= Dataset content =
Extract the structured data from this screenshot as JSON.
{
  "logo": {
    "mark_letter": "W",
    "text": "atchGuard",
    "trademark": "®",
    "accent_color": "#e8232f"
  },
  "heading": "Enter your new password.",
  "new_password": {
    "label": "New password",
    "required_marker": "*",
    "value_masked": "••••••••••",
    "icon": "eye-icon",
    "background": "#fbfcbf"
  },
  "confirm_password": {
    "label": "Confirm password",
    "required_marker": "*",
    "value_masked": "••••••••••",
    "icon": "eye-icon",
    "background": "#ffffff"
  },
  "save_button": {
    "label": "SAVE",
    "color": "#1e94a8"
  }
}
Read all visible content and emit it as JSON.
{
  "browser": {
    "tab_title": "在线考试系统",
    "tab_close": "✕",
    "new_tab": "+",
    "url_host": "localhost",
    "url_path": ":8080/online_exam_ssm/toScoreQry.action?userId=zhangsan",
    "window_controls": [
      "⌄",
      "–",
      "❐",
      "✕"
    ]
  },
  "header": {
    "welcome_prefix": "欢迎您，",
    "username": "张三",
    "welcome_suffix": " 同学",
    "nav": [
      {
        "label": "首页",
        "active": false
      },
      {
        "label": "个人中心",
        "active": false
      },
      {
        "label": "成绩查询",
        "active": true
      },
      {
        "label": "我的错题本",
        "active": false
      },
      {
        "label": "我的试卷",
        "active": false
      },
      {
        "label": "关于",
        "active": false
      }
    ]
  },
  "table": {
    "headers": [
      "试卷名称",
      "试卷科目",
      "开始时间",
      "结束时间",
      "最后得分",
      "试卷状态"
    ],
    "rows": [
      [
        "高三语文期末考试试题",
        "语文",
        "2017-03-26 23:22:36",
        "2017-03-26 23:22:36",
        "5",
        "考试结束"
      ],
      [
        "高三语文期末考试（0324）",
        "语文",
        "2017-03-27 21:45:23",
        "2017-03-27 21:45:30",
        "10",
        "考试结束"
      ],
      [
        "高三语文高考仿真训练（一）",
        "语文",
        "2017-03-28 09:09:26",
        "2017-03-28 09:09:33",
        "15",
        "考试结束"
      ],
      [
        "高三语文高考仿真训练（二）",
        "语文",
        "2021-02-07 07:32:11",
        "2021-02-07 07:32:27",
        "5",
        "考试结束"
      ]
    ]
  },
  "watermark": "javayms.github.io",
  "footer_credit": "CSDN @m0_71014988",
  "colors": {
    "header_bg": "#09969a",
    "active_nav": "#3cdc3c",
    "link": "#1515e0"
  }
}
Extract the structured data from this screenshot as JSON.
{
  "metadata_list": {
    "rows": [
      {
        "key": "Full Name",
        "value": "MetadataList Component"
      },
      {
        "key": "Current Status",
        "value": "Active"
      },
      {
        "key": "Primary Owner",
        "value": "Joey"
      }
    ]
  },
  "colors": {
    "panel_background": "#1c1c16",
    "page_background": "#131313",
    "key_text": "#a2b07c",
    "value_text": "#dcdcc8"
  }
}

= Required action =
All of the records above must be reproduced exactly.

= Answer section =
Extract the structured data from this screenshot as JSON.
{
  "logo": {
    "mark_letter": "W",
    "text": "atchGuard",
    "trademark": "®",
    "accent_color": "#e8232f"
  },
  "heading": "Enter your new password.",
  "new_password": {
    "label": "New password",
    "required_marker": "*",
    "value_masked": "••••••••••",
    "icon": "eye-icon",
    "background": "#fbfcbf"
  },
  "confirm_password": {
    "label": "Confirm password",
    "required_marker": "*",
    "value_masked": "••••••••••",
    "icon": "eye-icon",
    "background": "#ffffff"
  },
  "save_button": {
    "label": "SAVE",
    "color": "#1e94a8"
  }
}
Read all visible content and emit it as JSON.
{
  "browser": {
    "tab_title": "在线考试系统",
    "tab_close": "✕",
    "new_tab": "+",
    "url_host": "localhost",
    "url_path": ":8080/online_exam_ssm/toScoreQry.action?userId=zhangsan",
    "window_controls": [
      "⌄",
      "–",
      "❐",
      "✕"
    ]
  },
  "header": {
    "welcome_prefix": "欢迎您，",
    "username": "张三",
    "welcome_suffix": " 同学",
    "nav": [
      {
        "label": "首页",
        "active": false
      },
      {
        "label": "个人中心",
        "active": false
      },
      {
        "label": "成绩查询",
        "active": true
      },
      {
        "label": "我的错题本",
        "active": false
      },
      {
        "label": "我的试卷",
        "active": false
      },
      {
        "label": "关于",
        "active": false
      }
    ]
  },
  "table": {
    "headers": [
      "试卷名称",
      "试卷科目",
      "开始时间",
      "结束时间",
      "最后得分",
      "试卷状态"
    ],
    "rows": [
      [
        "高三语文期末考试试题",
        "语文",
        "2017-03-26 23:22:36",
        "2017-03-26 23:22:36",
        "5",
        "考试结束"
      ],
      [
        "高三语文期末考试（0324）",
        "语文",
        "2017-03-27 21:45:23",
        "2017-03-27 21:45:30",
        "10",
        "考试结束"
      ],
      [
        "高三语文高考仿真训练（一）",
        "语文",
        "2017-03-28 09:09:26",
        "2017-03-28 09:09:33",
        "15",
        "考试结束"
      ],
      [
        "高三语文高考仿真训练（二）",
        "语文",
        "2021-02-07 07:32:11",
        "2021-02-07 07:32:27",
        "5",
        "考试结束"
      ]
    ]
  },
  "watermark": "javayms.github.io",
  "footer_credit": "CSDN @m0_71014988",
  "colors": {
    "header_bg": "#09969a",
    "active_nav": "#3cdc3c",
    "link": "#1515e0"
  }
}
Extract the structured data from this screenshot as JSON.
{
  "metadata_list": {
    "rows": [
      {
        "key": "Full Name",
        "value": "MetadataList Component"
      },
      {
        "key": "Current Status",
        "value": "Active"
      },
      {
        "key": "Primary Owner",
        "value": "Joey"
      }
    ]
  },
  "colors": {
    "panel_background": "#1c1c16",
    "page_background": "#131313",
    "key_text": "#a2b07c",
    "value_text": "#dcdcc8"
  }
}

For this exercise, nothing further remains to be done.